(Dataset rows describing interfaces)
..........

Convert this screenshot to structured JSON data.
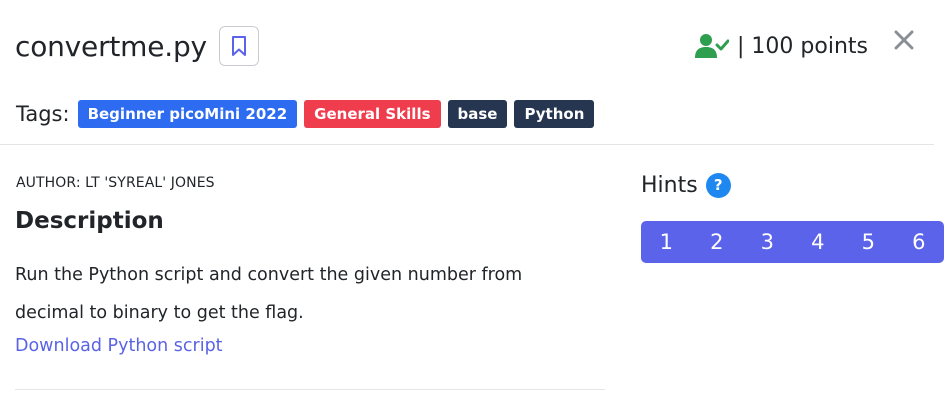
{
  "challenge": {
    "title": "convertme.py",
    "points_label": "| 100 points"
  },
  "tags": {
    "label": "Tags:",
    "items": [
      {
        "name": "Beginner picoMini 2022",
        "color": "#2d6cf0"
      },
      {
        "name": "General Skills",
        "color": "#ef3d4e"
      },
      {
        "name": "base",
        "color": "#263550"
      },
      {
        "name": "Python",
        "color": "#263550"
      }
    ]
  },
  "description": {
    "author": "AUTHOR: LT 'SYREAL' JONES",
    "heading": "Description",
    "text": "Run the Python script and convert the given number from decimal to binary to get the flag.",
    "download_link": "Download Python script"
  },
  "hints": {
    "heading": "Hints",
    "help_icon": "?",
    "buttons": [
      "1",
      "2",
      "3",
      "4",
      "5",
      "6"
    ]
  },
  "icons": {
    "bookmark": "bookmark-icon",
    "solved": "user-check-icon",
    "close": "close-icon",
    "help": "question-circle-icon"
  },
  "colors": {
    "accent": "#5b63ea",
    "link": "#5a63e6",
    "solved_green": "#2e9e4f",
    "help_blue": "#1e88f0"
  }
}
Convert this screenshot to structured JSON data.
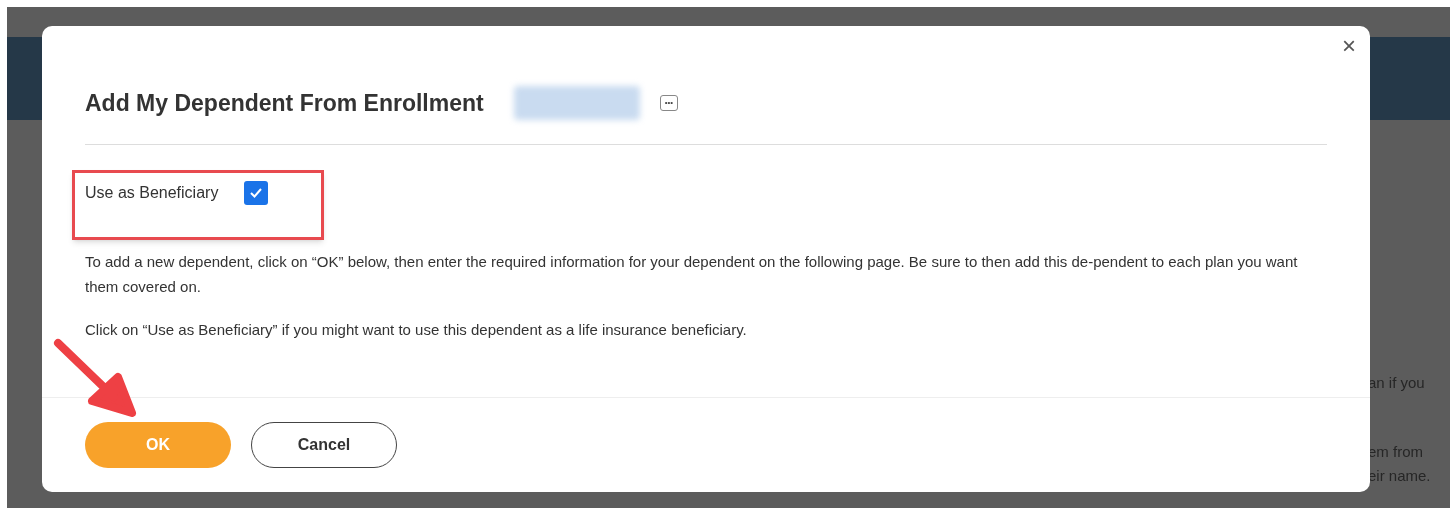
{
  "background": {
    "fragments": [
      "an if you",
      "em from",
      "eir name."
    ]
  },
  "dialog": {
    "title": "Add My Dependent From Enrollment",
    "close": "×",
    "more": "•••",
    "checkbox": {
      "label": "Use as Beneficiary",
      "checked": true
    },
    "paragraphs": [
      "To add a new dependent, click on “OK” below, then enter the required information for your dependent on the following page. Be sure to then add this de-pendent to each plan you want them covered on.",
      "Click on “Use as Beneficiary” if you might want to use this dependent as a life insurance beneficiary."
    ],
    "buttons": [
      {
        "label": "OK",
        "kind": "primary"
      },
      {
        "label": "Cancel",
        "kind": "secondary"
      }
    ]
  }
}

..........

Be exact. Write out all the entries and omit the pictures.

> **Task result**
Convert this screenshot to structured JSON data.
{
  "challenge": {
    "title": "convertme.py",
    "points_label": "| 100 points"
  },
  "tags": {
    "label": "Tags:",
    "items": [
      {
        "name": "Beginner picoMini 2022",
        "color": "#2d6cf0"
      },
      {
        "name": "General Skills",
        "color": "#ef3d4e"
      },
      {
        "name": "base",
        "color": "#263550"
      },
      {
        "name": "Python",
        "color": "#263550"
      }
    ]
  },
  "description": {
    "author": "AUTHOR: LT 'SYREAL' JONES",
    "heading": "Description",
    "text": "Run the Python script and convert the given number from decimal to binary to get the flag.",
    "download_link": "Download Python script"
  },
  "hints": {
    "heading": "Hints",
    "help_icon": "?",
    "buttons": [
      "1",
      "2",
      "3",
      "4",
      "5",
      "6"
    ]
  },
  "icons": {
    "bookmark": "bookmark-icon",
    "solved": "user-check-icon",
    "close": "close-icon",
    "help": "question-circle-icon"
  },
  "colors": {
    "accent": "#5b63ea",
    "link": "#5a63e6",
    "solved_green": "#2e9e4f",
    "help_blue": "#1e88f0"
  }
}
Convert this screenshot to structured JSON data.
{
  "background": {
    "fragments": [
      "an if you",
      "em from",
      "eir name."
    ]
  },
  "dialog": {
    "title": "Add My Dependent From Enrollment",
    "close": "×",
    "more": "•••",
    "checkbox": {
      "label": "Use as Beneficiary",
      "checked": true
    },
    "paragraphs": [
      "To add a new dependent, click on “OK” below, then enter the required information for your dependent on the following page. Be sure to then add this de-pendent to each plan you want them covered on.",
      "Click on “Use as Beneficiary” if you might want to use this dependent as a life insurance beneficiary."
    ],
    "buttons": [
      {
        "label": "OK",
        "kind": "primary"
      },
      {
        "label": "Cancel",
        "kind": "secondary"
      }
    ]
  }
}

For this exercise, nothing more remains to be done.